"Jean-Guy was wearing a white suit with white buck shoes," Ferguson recalls. "He fell asleep, so we stole his shoes and autographed them. There were always hijinks, always something going on. Some of the craziest things happened on the train. The initiation of the Montreal rookies always took place on the train – always."
For passing the time, all NHL clubs had similar hobbies. While Ferguson may remember Jean Beliveau, the stately team captain, always with a book in hand when boarding a train, for the rest of the squads around the Leaqgue, the decks of cards came out.

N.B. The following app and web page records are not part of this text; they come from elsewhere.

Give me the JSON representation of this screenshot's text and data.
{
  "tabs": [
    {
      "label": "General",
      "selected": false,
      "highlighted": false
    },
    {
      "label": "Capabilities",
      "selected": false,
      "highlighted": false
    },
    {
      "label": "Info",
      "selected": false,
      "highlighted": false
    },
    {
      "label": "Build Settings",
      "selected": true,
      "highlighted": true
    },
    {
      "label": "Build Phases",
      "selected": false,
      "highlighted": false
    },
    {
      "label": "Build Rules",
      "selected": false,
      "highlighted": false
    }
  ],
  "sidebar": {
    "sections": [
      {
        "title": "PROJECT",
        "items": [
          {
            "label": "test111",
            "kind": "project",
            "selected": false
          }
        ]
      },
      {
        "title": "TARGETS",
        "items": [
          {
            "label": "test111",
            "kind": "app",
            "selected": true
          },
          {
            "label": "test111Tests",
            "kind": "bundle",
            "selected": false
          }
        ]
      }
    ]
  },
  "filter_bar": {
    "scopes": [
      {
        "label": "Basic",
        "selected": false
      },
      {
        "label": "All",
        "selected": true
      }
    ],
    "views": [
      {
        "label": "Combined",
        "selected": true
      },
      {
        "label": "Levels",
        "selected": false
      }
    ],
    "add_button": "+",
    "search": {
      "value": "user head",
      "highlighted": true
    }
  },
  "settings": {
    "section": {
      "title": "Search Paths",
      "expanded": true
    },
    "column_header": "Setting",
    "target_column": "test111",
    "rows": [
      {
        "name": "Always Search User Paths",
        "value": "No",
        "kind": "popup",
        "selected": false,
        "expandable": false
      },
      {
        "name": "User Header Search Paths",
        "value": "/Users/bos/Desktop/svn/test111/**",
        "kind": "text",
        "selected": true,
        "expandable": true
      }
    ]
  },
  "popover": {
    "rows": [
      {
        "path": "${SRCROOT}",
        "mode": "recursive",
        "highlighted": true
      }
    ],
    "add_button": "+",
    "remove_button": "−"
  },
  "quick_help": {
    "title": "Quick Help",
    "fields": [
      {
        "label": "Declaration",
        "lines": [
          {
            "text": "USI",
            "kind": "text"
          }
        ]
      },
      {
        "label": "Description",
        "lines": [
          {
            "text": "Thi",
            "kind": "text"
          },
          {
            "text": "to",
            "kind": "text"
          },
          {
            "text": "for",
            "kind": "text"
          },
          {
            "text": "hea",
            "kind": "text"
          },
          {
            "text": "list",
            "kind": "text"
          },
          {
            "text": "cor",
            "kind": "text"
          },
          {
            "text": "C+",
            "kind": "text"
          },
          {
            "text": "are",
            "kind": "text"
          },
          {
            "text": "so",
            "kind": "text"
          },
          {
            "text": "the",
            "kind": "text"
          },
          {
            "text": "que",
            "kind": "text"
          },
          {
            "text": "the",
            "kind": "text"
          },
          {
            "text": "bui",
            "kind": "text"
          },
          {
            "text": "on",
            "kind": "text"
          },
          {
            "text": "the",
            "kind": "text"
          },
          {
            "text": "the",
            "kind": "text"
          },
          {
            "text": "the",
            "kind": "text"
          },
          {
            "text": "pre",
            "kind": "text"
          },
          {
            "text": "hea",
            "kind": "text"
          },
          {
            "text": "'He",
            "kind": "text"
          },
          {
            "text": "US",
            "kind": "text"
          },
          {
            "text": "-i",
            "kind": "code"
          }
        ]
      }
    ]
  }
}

Different games, but always cards.
"There was always a game of gin or bridge going on," Ferguson said. "It always seemed to be the Super Bowl of gin during the trips.
"Henri Richard, Claude Provost and Jean-Guy Talbot were the bridge guys. The gin players were myself, Ralph Backstrom, Gump Worsley and Bugsy Watson. We weren't allowed to gamble, so there was no poker. During one train trip in a snowstorm, I remember playing gin for 27 straight hours.
The Detroit Red Wings were no different than the Canadiens when it came to passing the time.
"Bridge was our game," recalls former Red Wing and longtime NHL executive Max McNab. "Four players would start out with a game in September and you paid up in March. You kept a running score for the whole year. The next season it would be hearts. Jack Adams didn't approve of poker. I'll tell you the bridge games got intense. Ted Lindsay was the same at cards as he was on the ice. He was no joy to play with."
Ferguson believes traveling by train helped foster greater camaraderie among the players, even if it did cost the occasional piece of clothing. McNab also remembers train travel as a time for camaraderie, learning and lots of shaving cream as a member of the Red Wings in the late 1940s.
"When I came up as a rookie, I learned so much on the train," McNab said. "After a game, the players would congregate in the smoking car. There was an area where the players cleaned up and shaved and there were a lot of mirrors. I remember players diagramming plays on the mirrors with soap, pointing out where they were when a goal was scored.
"You learned more at these discussions than you can imagine," McNab said. "If you had a question, you talked to the vets. It was quite a learning experience. At the rink, everyone was busy, so this was the time to analyze a win or a loss. It also fostered more togetherness on the team.
"Now, we are so advanced in our advance scouting," McNab said. "In those days, you didn't have videotape and you didn't have to do as much pre-scouting because you played the same team so many times. You knew what you were up against."
Muzz Patrick is another man who spent many hours on the ice and aboard trains. Patrick played for the New York Rangers from 1937 through 1941 before returning for one additional season after World War II. He also served as the Rangers' coach in the mid-1950s and was the club's general manager from the 1955-56 season until the 1962-63 campaign.